THE DATA:
+---+

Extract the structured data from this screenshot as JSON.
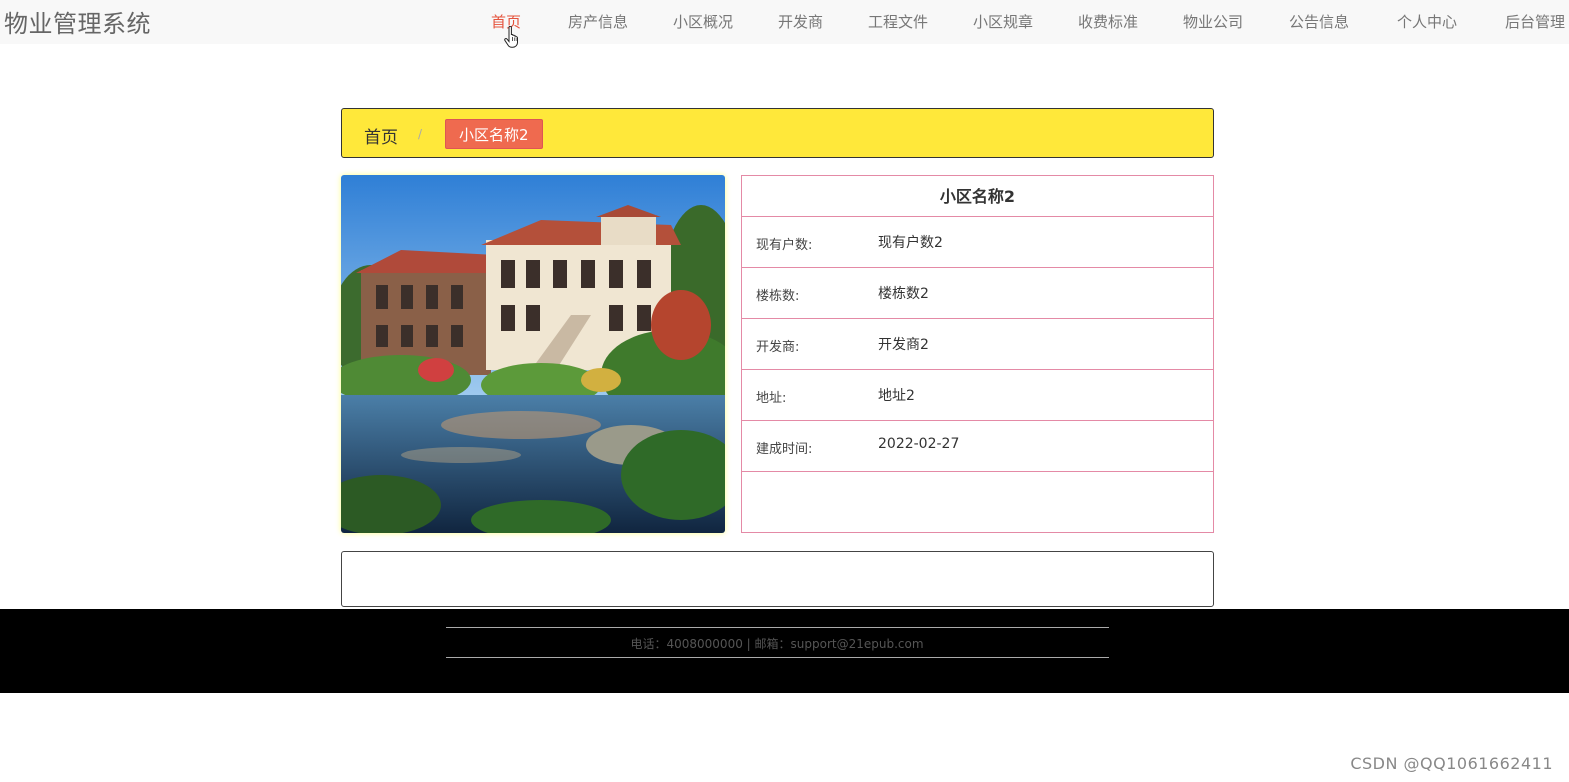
{
  "header": {
    "site_title": "物业管理系统",
    "nav": [
      {
        "label": "首页",
        "active": true
      },
      {
        "label": "房产信息"
      },
      {
        "label": "小区概况"
      },
      {
        "label": "开发商"
      },
      {
        "label": "工程文件"
      },
      {
        "label": "小区规章"
      },
      {
        "label": "收费标准"
      },
      {
        "label": "物业公司"
      },
      {
        "label": "公告信息"
      },
      {
        "label": "个人中心"
      },
      {
        "label": "后台管理"
      }
    ]
  },
  "breadcrumb": {
    "home": "首页",
    "separator": "/",
    "current": "小区名称2"
  },
  "detail": {
    "title": "小区名称2",
    "rows": [
      {
        "label": "现有户数:",
        "value": "现有户数2"
      },
      {
        "label": "楼栋数:",
        "value": "楼栋数2"
      },
      {
        "label": "开发商:",
        "value": "开发商2"
      },
      {
        "label": "地址:",
        "value": "地址2"
      },
      {
        "label": "建成时间:",
        "value": "2022-02-27"
      }
    ]
  },
  "footer": {
    "text": "电话：4008000000 | 邮箱：support@21epub.com"
  },
  "watermark": "CSDN @QQ1061662411",
  "colors": {
    "accent": "#e5533d",
    "breadcrumb_bg": "#ffe83a",
    "tag_bg": "#ef6a4f",
    "table_border": "#e48aa6",
    "footer_bg": "#000000"
  }
}
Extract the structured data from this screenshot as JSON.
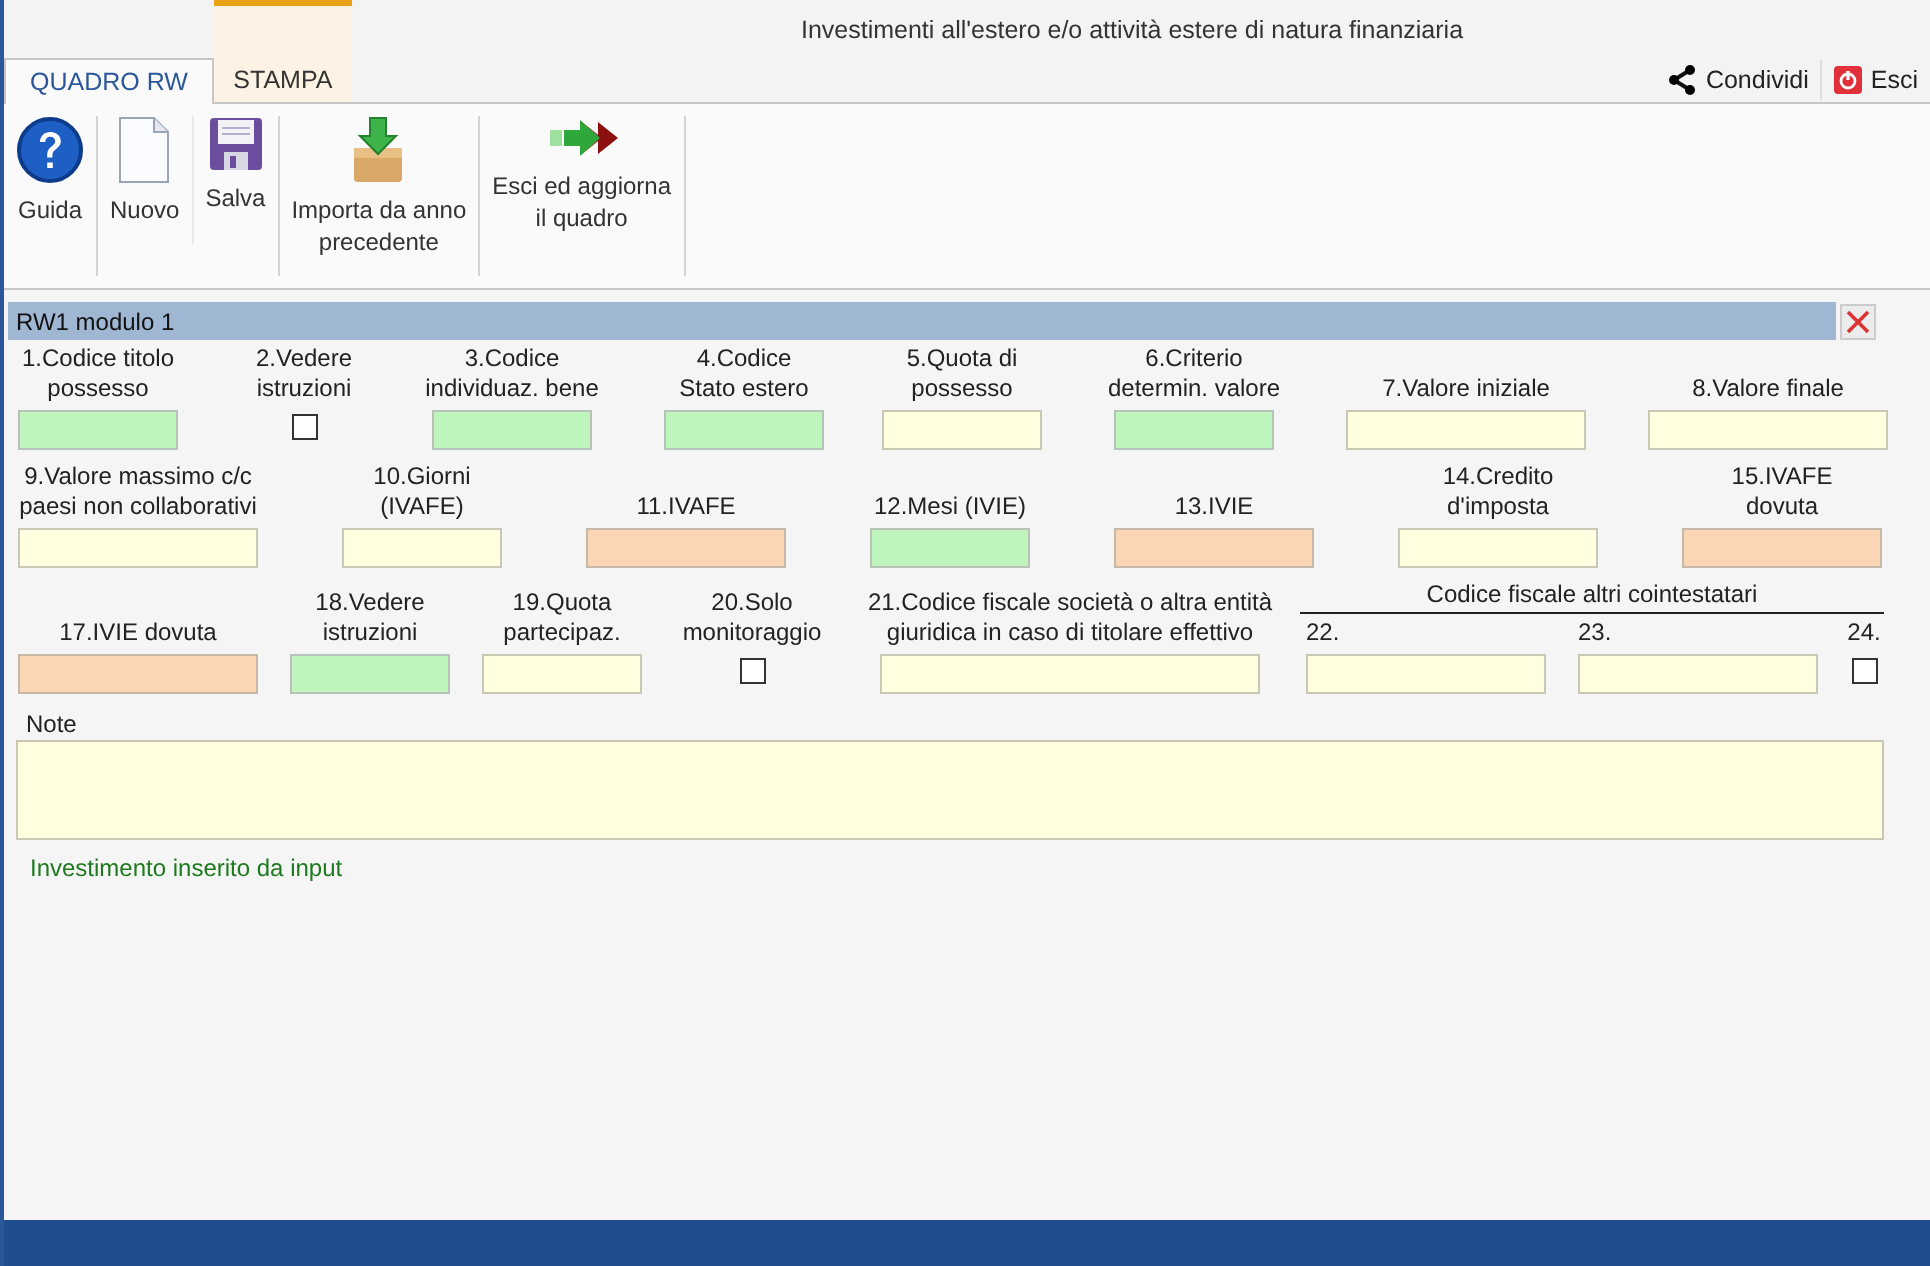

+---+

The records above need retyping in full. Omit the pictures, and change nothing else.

Extract the structured data from this screenshot as JSON.
{
  "header": {
    "site_title": "物业管理系统",
    "nav": [
      {
        "label": "首页",
        "active": true
      },
      {
        "label": "房产信息"
      },
      {
        "label": "小区概况"
      },
      {
        "label": "开发商"
      },
      {
        "label": "工程文件"
      },
      {
        "label": "小区规章"
      },
      {
        "label": "收费标准"
      },
      {
        "label": "物业公司"
      },
      {
        "label": "公告信息"
      },
      {
        "label": "个人中心"
      },
      {
        "label": "后台管理"
      }
    ]
  },
  "breadcrumb": {
    "home": "首页",
    "separator": "/",
    "current": "小区名称2"
  },
  "detail": {
    "title": "小区名称2",
    "rows": [
      {
        "label": "现有户数:",
        "value": "现有户数2"
      },
      {
        "label": "楼栋数:",
        "value": "楼栋数2"
      },
      {
        "label": "开发商:",
        "value": "开发商2"
      },
      {
        "label": "地址:",
        "value": "地址2"
      },
      {
        "label": "建成时间:",
        "value": "2022-02-27"
      }
    ]
  },
  "footer": {
    "text": "电话：4008000000 | 邮箱：support@21epub.com"
  },
  "watermark": "CSDN @QQ1061662411",
  "colors": {
    "accent": "#e5533d",
    "breadcrumb_bg": "#ffe83a",
    "tag_bg": "#ef6a4f",
    "table_border": "#e48aa6",
    "footer_bg": "#000000"
  }
}
Extract the structured data from this screenshot as JSON.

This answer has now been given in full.